• [Required work]: A faithful retyping of every entry below is wanted, with images left out.

[Start of Attachment]

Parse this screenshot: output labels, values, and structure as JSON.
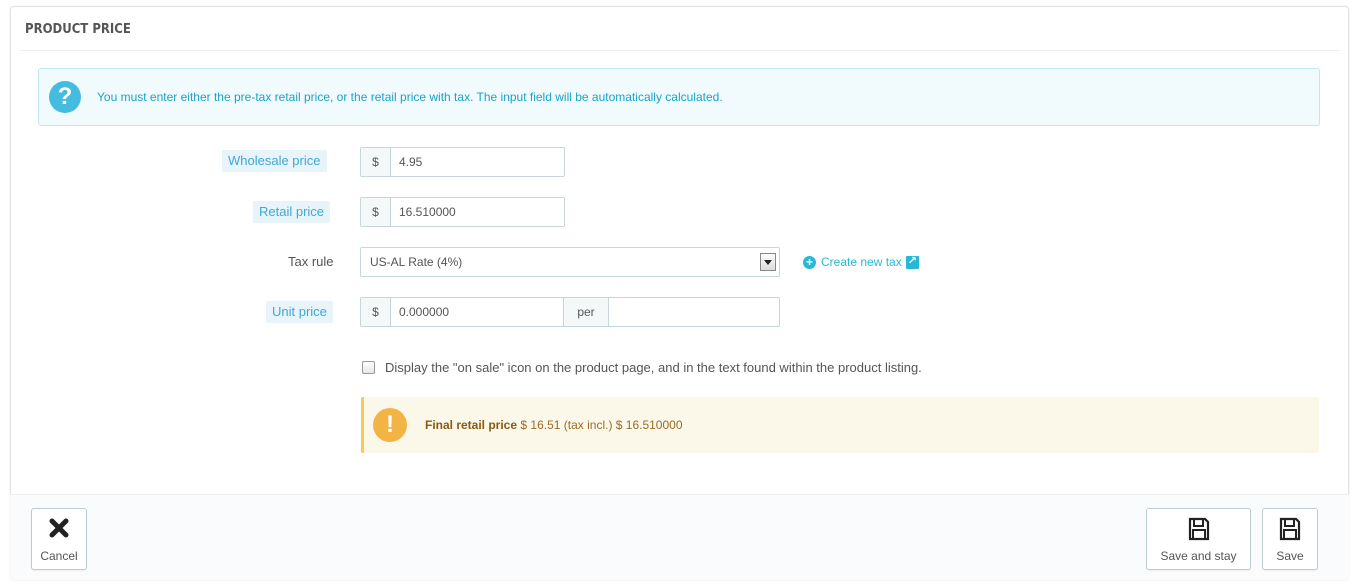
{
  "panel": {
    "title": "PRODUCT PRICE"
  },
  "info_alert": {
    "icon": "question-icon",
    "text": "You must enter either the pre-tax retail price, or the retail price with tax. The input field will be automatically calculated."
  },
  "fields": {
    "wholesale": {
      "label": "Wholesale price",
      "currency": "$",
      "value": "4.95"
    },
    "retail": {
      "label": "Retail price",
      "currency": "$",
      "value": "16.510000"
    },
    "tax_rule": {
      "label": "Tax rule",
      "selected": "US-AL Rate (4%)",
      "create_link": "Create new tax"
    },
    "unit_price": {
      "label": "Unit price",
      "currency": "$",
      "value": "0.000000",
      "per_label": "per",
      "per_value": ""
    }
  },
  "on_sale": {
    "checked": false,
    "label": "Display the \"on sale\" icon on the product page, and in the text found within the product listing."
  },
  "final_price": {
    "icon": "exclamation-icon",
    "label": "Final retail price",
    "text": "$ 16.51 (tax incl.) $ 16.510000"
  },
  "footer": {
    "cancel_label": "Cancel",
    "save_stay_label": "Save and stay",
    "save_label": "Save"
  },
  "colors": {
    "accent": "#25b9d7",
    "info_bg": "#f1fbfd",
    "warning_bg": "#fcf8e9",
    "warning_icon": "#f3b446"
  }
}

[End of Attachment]

• [Solution]:
Parse this screenshot: output labels, values, and structure as JSON.
{
  "panel": {
    "title": "PRODUCT PRICE"
  },
  "info_alert": {
    "icon": "question-icon",
    "text": "You must enter either the pre-tax retail price, or the retail price with tax. The input field will be automatically calculated."
  },
  "fields": {
    "wholesale": {
      "label": "Wholesale price",
      "currency": "$",
      "value": "4.95"
    },
    "retail": {
      "label": "Retail price",
      "currency": "$",
      "value": "16.510000"
    },
    "tax_rule": {
      "label": "Tax rule",
      "selected": "US-AL Rate (4%)",
      "create_link": "Create new tax"
    },
    "unit_price": {
      "label": "Unit price",
      "currency": "$",
      "value": "0.000000",
      "per_label": "per",
      "per_value": ""
    }
  },
  "on_sale": {
    "checked": false,
    "label": "Display the \"on sale\" icon on the product page, and in the text found within the product listing."
  },
  "final_price": {
    "icon": "exclamation-icon",
    "label": "Final retail price",
    "text": "$ 16.51 (tax incl.) $ 16.510000"
  },
  "footer": {
    "cancel_label": "Cancel",
    "save_stay_label": "Save and stay",
    "save_label": "Save"
  },
  "colors": {
    "accent": "#25b9d7",
    "info_bg": "#f1fbfd",
    "warning_bg": "#fcf8e9",
    "warning_icon": "#f3b446"
  }
}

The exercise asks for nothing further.